  • ‘I want to be able to vote’— YSHS teens sound off on amendment

    Over the last several weeks, villagers of legal voting age have taken to public forums to share their opinions on a portion of a proposed amendment to the Village charter that would allow 16- and 17-year-olds to vote on Village issues. On Nov. 5, those same adult voters will head to the polls to decide whether or not the amendment will pass.

  • Election Results 2019

    Read the preliminary results from election night, Tuesday, Nov. 5, 2019.

  • The 2019 Yellow Springs News Voter’s Guide

    Read the online edition of the Guide to Yellow Springs.

  • Charter change: a closer look

    Should 16- and 17-year-olds be able to vote in Village elections? Should noncitizen residents be enfranchised for Yellow Springs offices and issues? Should the term of Yellow Springs’ mayor be lengthened from two to four years?

    Village voters will decide these issues at the polls on Tuesday, Nov. 5. All three matters are proposed as amendments to the Village of Yellow Springs Charter, and will appear as a single “yes/no” vote on the ballot.

  • YS candidates forum set
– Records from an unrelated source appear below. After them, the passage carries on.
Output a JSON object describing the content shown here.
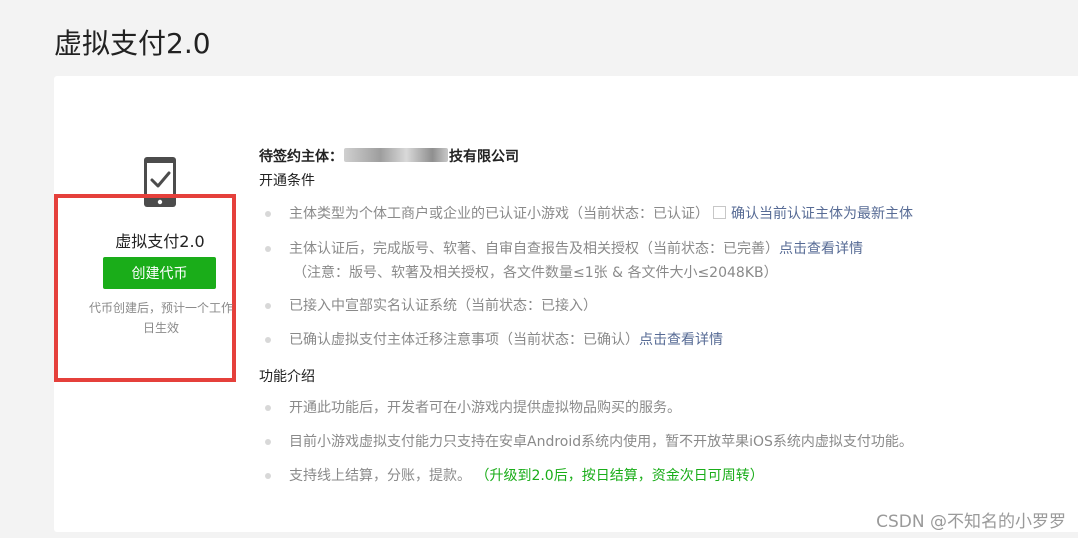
{
  "page": {
    "title": "虚拟支付2.0"
  },
  "product": {
    "name": "虚拟支付2.0",
    "create_button": "创建代币",
    "note": "代币创建后，预计一个工作日生效"
  },
  "entity": {
    "label": "待签约主体：",
    "name_suffix": "技有限公司"
  },
  "conditions": {
    "heading": "开通条件",
    "items": [
      {
        "text": "主体类型为个体工商户或企业的已认证小游戏（当前状态：已认证）",
        "link": "确认当前认证主体为最新主体"
      },
      {
        "text": "主体认证后，完成版号、软著、自审自查报告及相关授权（当前状态：已完善）",
        "link": "点击查看详情",
        "note": "（注意：版号、软著及相关授权，各文件数量≤1张 & 各文件大小≤2048KB）"
      },
      {
        "text": "已接入中宣部实名认证系统（当前状态：已接入）"
      },
      {
        "text": "已确认虚拟支付主体迁移注意事项（当前状态：已确认）",
        "link": "点击查看详情"
      }
    ]
  },
  "features": {
    "heading": "功能介绍",
    "items": [
      {
        "text": "开通此功能后，开发者可在小游戏内提供虚拟物品购买的服务。"
      },
      {
        "text": "目前小游戏虚拟支付能力只支持在安卓Android系统内使用，暂不开放苹果iOS系统内虚拟支付功能。"
      },
      {
        "text": "支持线上结算，分账，提款。",
        "highlight": "（升级到2.0后，按日结算，资金次日可周转）"
      }
    ]
  },
  "watermark": "CSDN @不知名的小罗罗",
  "colors": {
    "accent_green": "#1aad19",
    "link": "#576b95",
    "highlight_border": "#e5403b"
  },
  "icons": [
    "phone-check-icon"
  ]
}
    A public forum of Yellow Springs and Miami Township candidates running for local office in the Nov. 5 general election will be held Thursday, Oct. 24, at Mills Lawn School.

  • Village Council race— Incumbents run on successes

    Last week, the News profiled challengers Curliss and Johnson. This week, we cover Kreeger and MacQueen, the incumbents.

  • New candidates, new ideas

    Laura Curliss and Jim Johnson are hoping to be elected to their first terms on Village Council.

  • Four in Village Council race

    Four candidates are running for three seats on Village Council this November.

  • Five bid for council seats

    Laura Curliss, James M. Johnson, Lisa Kreeger, Marianne MacQueen and Christine Monroe-Beard filed petitions for Village Council with the election board by the Aug. 7 deadline.

  • Election 2018 — Dems revived despite losses

    On their face, the results of the Nov. 6 midterm elections in both Greene County and the state maintained the Republican-dominant status quo. But a deeper look shows that change is occurring.